Thank you for visiting the thesis of Mr Adam Trevarthen. Please take a moment to send an email to Adam - - informing him that you have downloaded his thesis, and include your company details, and how you may be utilising the research in the future. He is very interested in keeping you abreast of the latest developments in RFID for Total Farm Management. Alternatively, if you are an academic who is interested in collaborating on the topic of this research, please send an email to Adam’s supervisor Dr Katina Michael, Faculty of Informatics -

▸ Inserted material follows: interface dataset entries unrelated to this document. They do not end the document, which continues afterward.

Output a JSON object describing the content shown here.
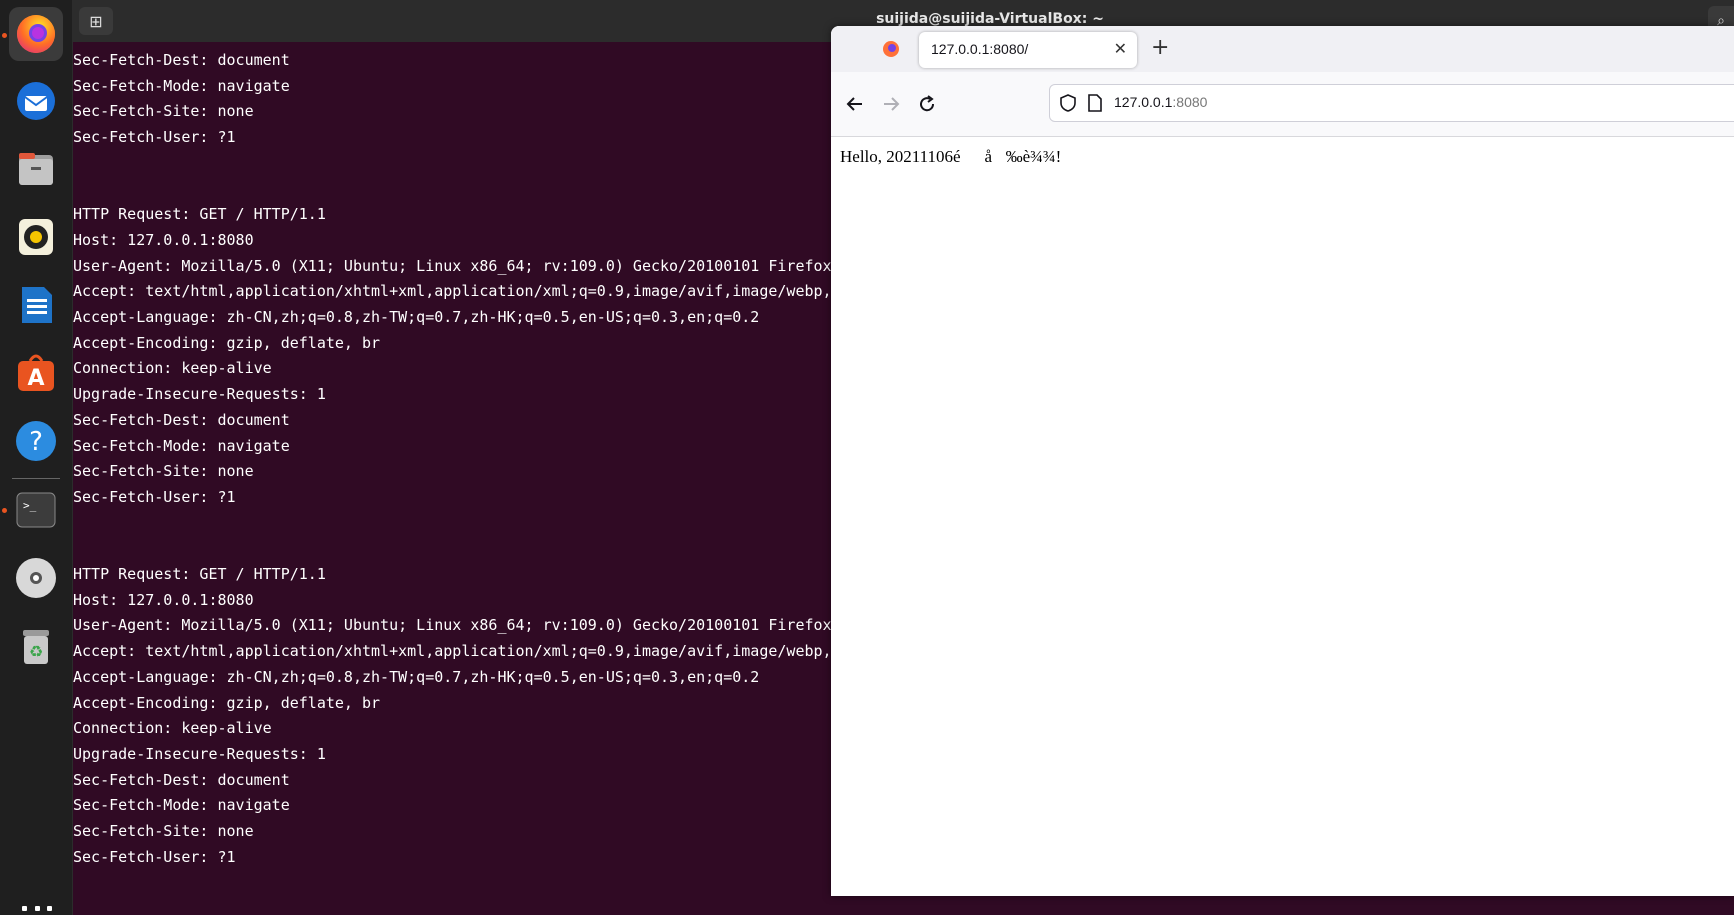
{
  "terminal": {
    "title": "suijida@suijida-VirtualBox: ~",
    "lines": [
      "Sec-Fetch-Dest: document",
      "Sec-Fetch-Mode: navigate",
      "Sec-Fetch-Site: none",
      "Sec-Fetch-User: ?1",
      "",
      "",
      "HTTP Request: GET / HTTP/1.1",
      "Host: 127.0.0.1:8080",
      "User-Agent: Mozilla/5.0 (X11; Ubuntu; Linux x86_64; rv:109.0) Gecko/20100101 Firefox/",
      "Accept: text/html,application/xhtml+xml,application/xml;q=0.9,image/avif,image/webp,",
      "Accept-Language: zh-CN,zh;q=0.8,zh-TW;q=0.7,zh-HK;q=0.5,en-US;q=0.3,en;q=0.2",
      "Accept-Encoding: gzip, deflate, br",
      "Connection: keep-alive",
      "Upgrade-Insecure-Requests: 1",
      "Sec-Fetch-Dest: document",
      "Sec-Fetch-Mode: navigate",
      "Sec-Fetch-Site: none",
      "Sec-Fetch-User: ?1",
      "",
      "",
      "HTTP Request: GET / HTTP/1.1",
      "Host: 127.0.0.1:8080",
      "User-Agent: Mozilla/5.0 (X11; Ubuntu; Linux x86_64; rv:109.0) Gecko/20100101 Firefox/",
      "Accept: text/html,application/xhtml+xml,application/xml;q=0.9,image/avif,image/webp,",
      "Accept-Language: zh-CN,zh;q=0.8,zh-TW;q=0.7,zh-HK;q=0.5,en-US;q=0.3,en;q=0.2",
      "Accept-Encoding: gzip, deflate, br",
      "Connection: keep-alive",
      "Upgrade-Insecure-Requests: 1",
      "Sec-Fetch-Dest: document",
      "Sec-Fetch-Mode: navigate",
      "Sec-Fetch-Site: none",
      "Sec-Fetch-User: ?1"
    ]
  },
  "browser": {
    "tab_title": "127.0.0.1:8080/",
    "url_host": "127.0.0.1",
    "url_port": ":8080",
    "page_text": "Hello, 20211106éå‰è¾¾!"
  },
  "dock": {
    "items": [
      "firefox-icon",
      "thunderbird-icon",
      "files-icon",
      "rhythmbox-icon",
      "writer-icon",
      "app-center-icon",
      "help-icon",
      "terminal-icon",
      "dvd-icon",
      "trash-icon"
    ],
    "running_dot_color": "#e95420"
  },
  "colors": {
    "terminal_bg": "#300a24",
    "terminal_fg": "#ffffff"
  }
}
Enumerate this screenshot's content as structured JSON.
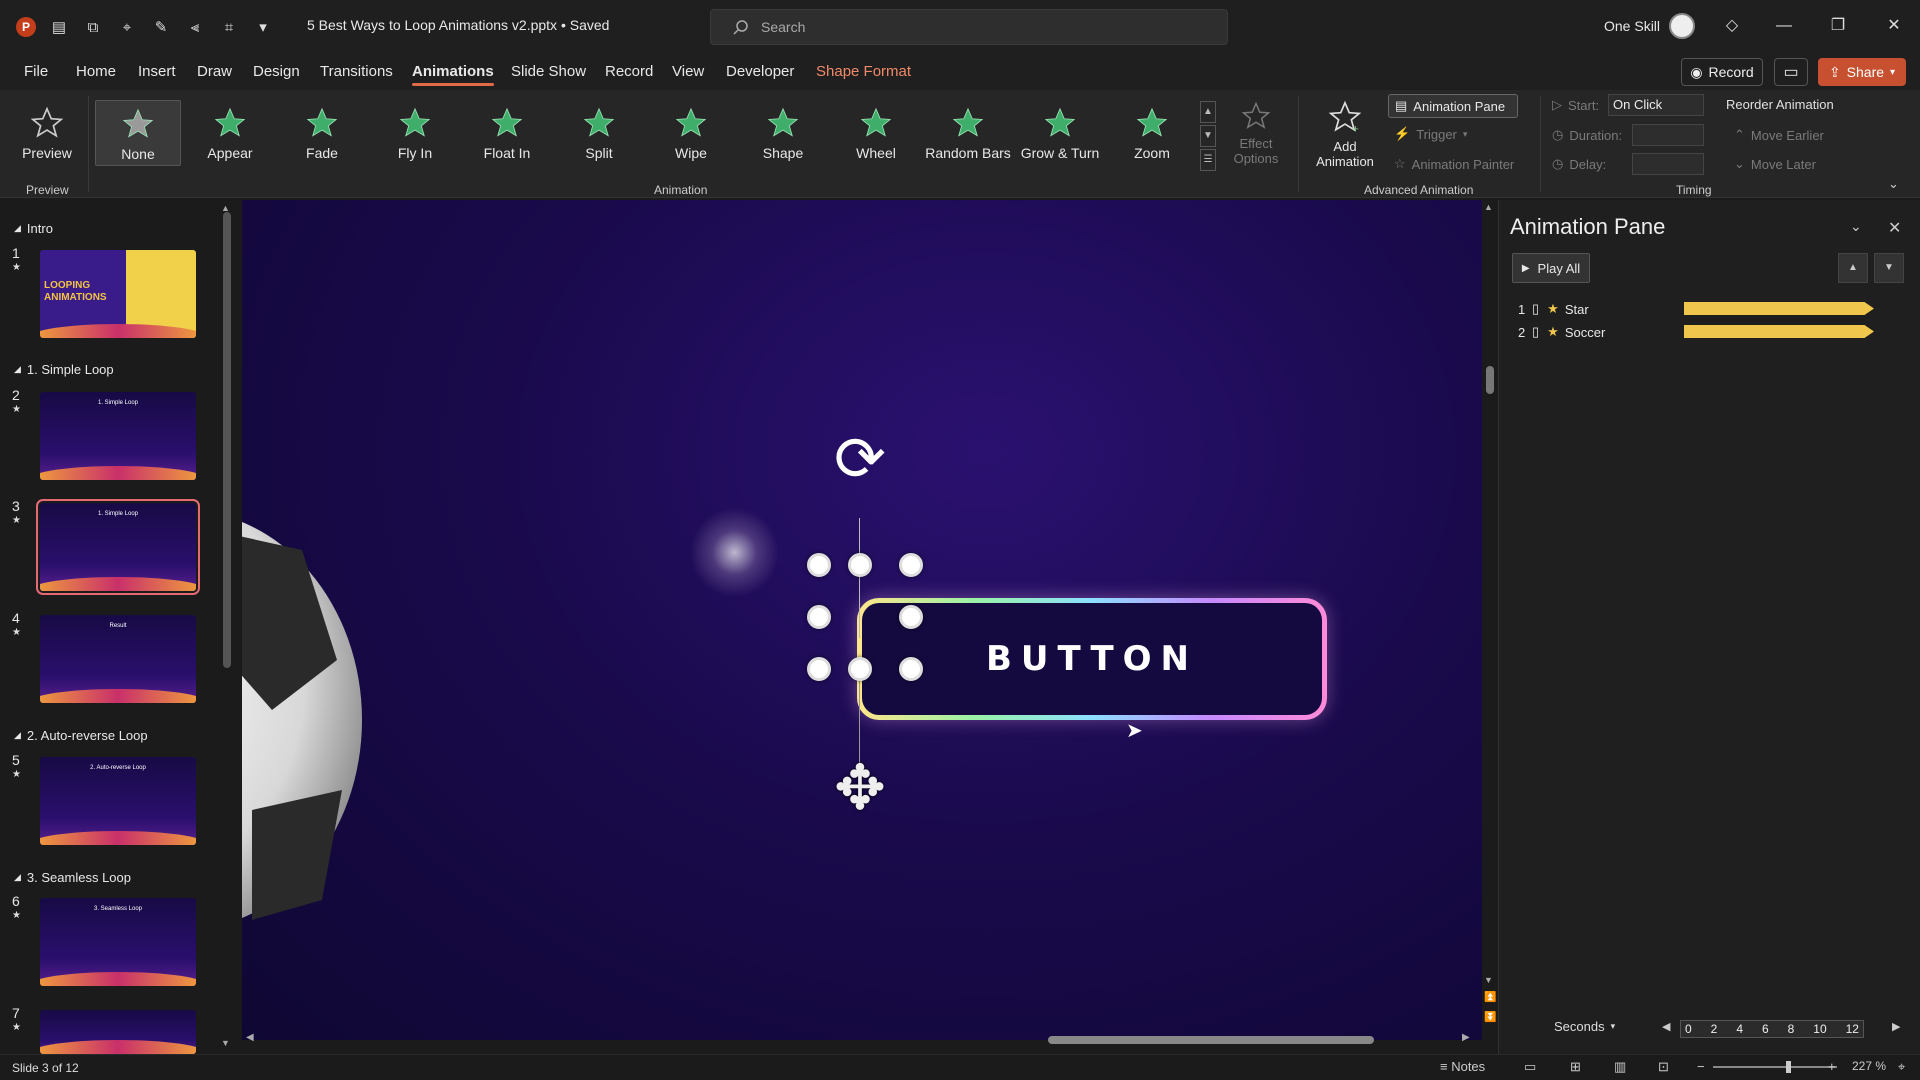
{
  "titlebar": {
    "doc_title": "5 Best Ways to Loop Animations v2.pptx • Saved",
    "search_placeholder": "Search",
    "user_name": "One Skill"
  },
  "menu": [
    "File",
    "Home",
    "Insert",
    "Draw",
    "Design",
    "Transitions",
    "Animations",
    "Slide Show",
    "Record",
    "View",
    "Developer",
    "Shape Format"
  ],
  "menu_active": "Animations",
  "actions": {
    "record": "Record",
    "share": "Share"
  },
  "ribbon": {
    "preview": {
      "label": "Preview",
      "group": "Preview"
    },
    "animation_group": "Animation",
    "animations": [
      "None",
      "Appear",
      "Fade",
      "Fly In",
      "Float In",
      "Split",
      "Wipe",
      "Shape",
      "Wheel",
      "Random Bars",
      "Grow & Turn",
      "Zoom"
    ],
    "effect_options": "Effect Options",
    "add_animation": "Add Animation",
    "animation_pane": "Animation Pane",
    "trigger": "Trigger",
    "animation_painter": "Animation Painter",
    "advanced_group": "Advanced Animation",
    "start_label": "Start:",
    "start_value": "On Click",
    "duration_label": "Duration:",
    "delay_label": "Delay:",
    "timing_group": "Timing",
    "reorder": "Reorder Animation",
    "move_earlier": "Move Earlier",
    "move_later": "Move Later"
  },
  "slides_panel": {
    "sections": [
      "Intro",
      "1. Simple Loop",
      "2. Auto-reverse Loop",
      "3. Seamless Loop"
    ],
    "slides": [
      {
        "num": "1",
        "title": "LOOPING ANIMATIONS"
      },
      {
        "num": "2",
        "title": "1. Simple Loop"
      },
      {
        "num": "3",
        "title": "1. Simple Loop"
      },
      {
        "num": "4",
        "title": "Result"
      },
      {
        "num": "5",
        "title": "2. Auto-reverse Loop"
      },
      {
        "num": "6",
        "title": "3. Seamless Loop"
      },
      {
        "num": "7",
        "title": ""
      }
    ],
    "selected": "3"
  },
  "canvas": {
    "button_text": "BUTTON"
  },
  "animation_pane": {
    "title": "Animation Pane",
    "play_all": "Play All",
    "items": [
      {
        "num": "1",
        "name": "Star"
      },
      {
        "num": "2",
        "name": "Soccer"
      }
    ],
    "timeline_unit": "Seconds",
    "ticks": [
      "0",
      "2",
      "4",
      "6",
      "8",
      "10",
      "12"
    ]
  },
  "status": {
    "slide": "Slide 3 of 12",
    "notes": "Notes",
    "zoom": "227 %"
  },
  "colors": {
    "accent": "#e06a48",
    "share": "#c6502f",
    "bar": "#f0c64c"
  }
}
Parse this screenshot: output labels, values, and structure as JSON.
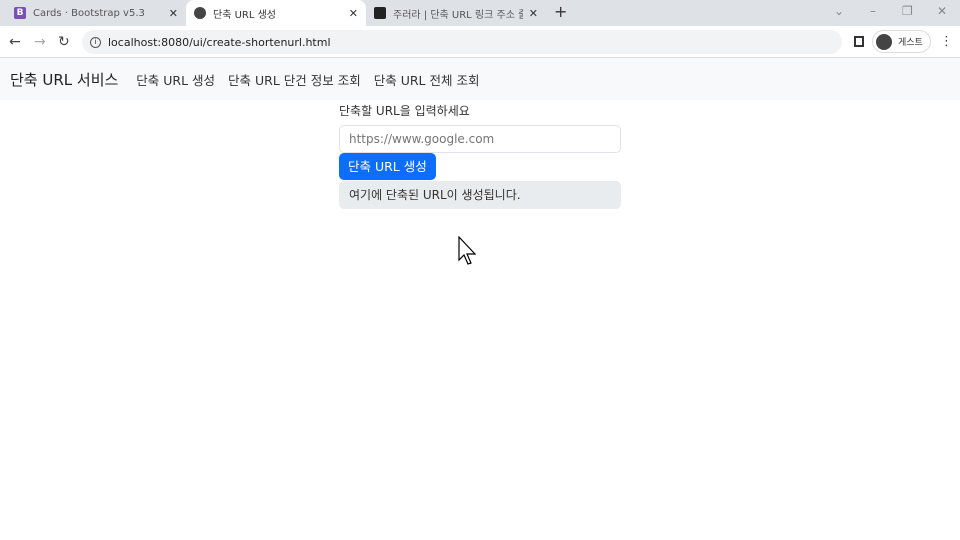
{
  "browser": {
    "tabs": [
      {
        "label": "Cards · Bootstrap v5.3",
        "icon": "bootstrap-icon",
        "icon_text": "B",
        "color": "#7952b3"
      },
      {
        "label": "단축 URL 생성",
        "icon": "globe-icon",
        "active": true
      },
      {
        "label": "주러라 | 단축 URL 링크 주소 줄이기",
        "icon": "site-icon",
        "color": "#222222"
      }
    ],
    "url": "localhost:8080/ui/create-shortenurl.html",
    "profile_label": "게스트"
  },
  "navbar": {
    "brand": "단축 URL 서비스",
    "links": [
      "단축 URL 생성",
      "단축 URL 단건 정보 조회",
      "단축 URL 전체 조회"
    ]
  },
  "form": {
    "label": "단축할 URL을 입력하세요",
    "placeholder": "https://www.google.com",
    "value": "",
    "submit_label": "단축 URL 생성",
    "result_text": "여기에 단축된 URL이 생성됩니다."
  },
  "colors": {
    "primary": "#0d6efd"
  }
}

The introduction of the National Livestock Identification System (NLIS) within Australia empowers authorities with rapid and precise information however, it also provides Australian farmers with the opportunity to derive additional benefits for themselves via enhanced farm management practices. Radio Frequency Identification (RFID) is becoming globally recognised as the technology to implement animal identification and has become a mandatory form of livestock management in many countries. In accordance with this global trend, Australia has introduced the NLIS for the identification and tracking of livestock, subsequently placing Australia at the forefront of cattle traceability in the world. However, it is proposed that producers go beyond mere compliance, and take advantage of the RFID technology used in the NLIS to leverage additional benefits for themselves through enhanced farm management practices. This research investigates this concept and provides an ideal framework for the use of RFID technology for total farm management. At the core of this research are two case studies, undertaken on dairy farms on the South Coast of New South Wales. These case studies differ with regards to the use of RFID technology in their farming operations - from utilising little to no RFID technology, to a dairy farm with strong integration of RFID technology in their daily operations. It is believed that dairy farmers may be able to relate to these case studies in terms of their own current situation, or future plans for their dairy, subsequently aiding them to decide on their own utilisation of electronic identification for farm management. As a final endeavour, the research undertakes a cross-case comparison to provide a proposed framework with the aim to maximise the advantages and return on investment for farmers by utilising RFID technology for farm management. Some of the potential advantages explored include increased efficiencies, greater information availability, reduced feed and labour costs, improved milk quality and volume, improved herd health, ease of herd management and more. With the rapid growth of RFID technology for animal traceability, this research takes a step towards resolving the current gap in academic research, while also aiding to inform farmers of the range of opportunities provided by utilising RFID technology for farm management.



Unless otherwise indicated, the views expressed in this thesis are those of the author and do not necessarily represent the views of the University of Wollongong.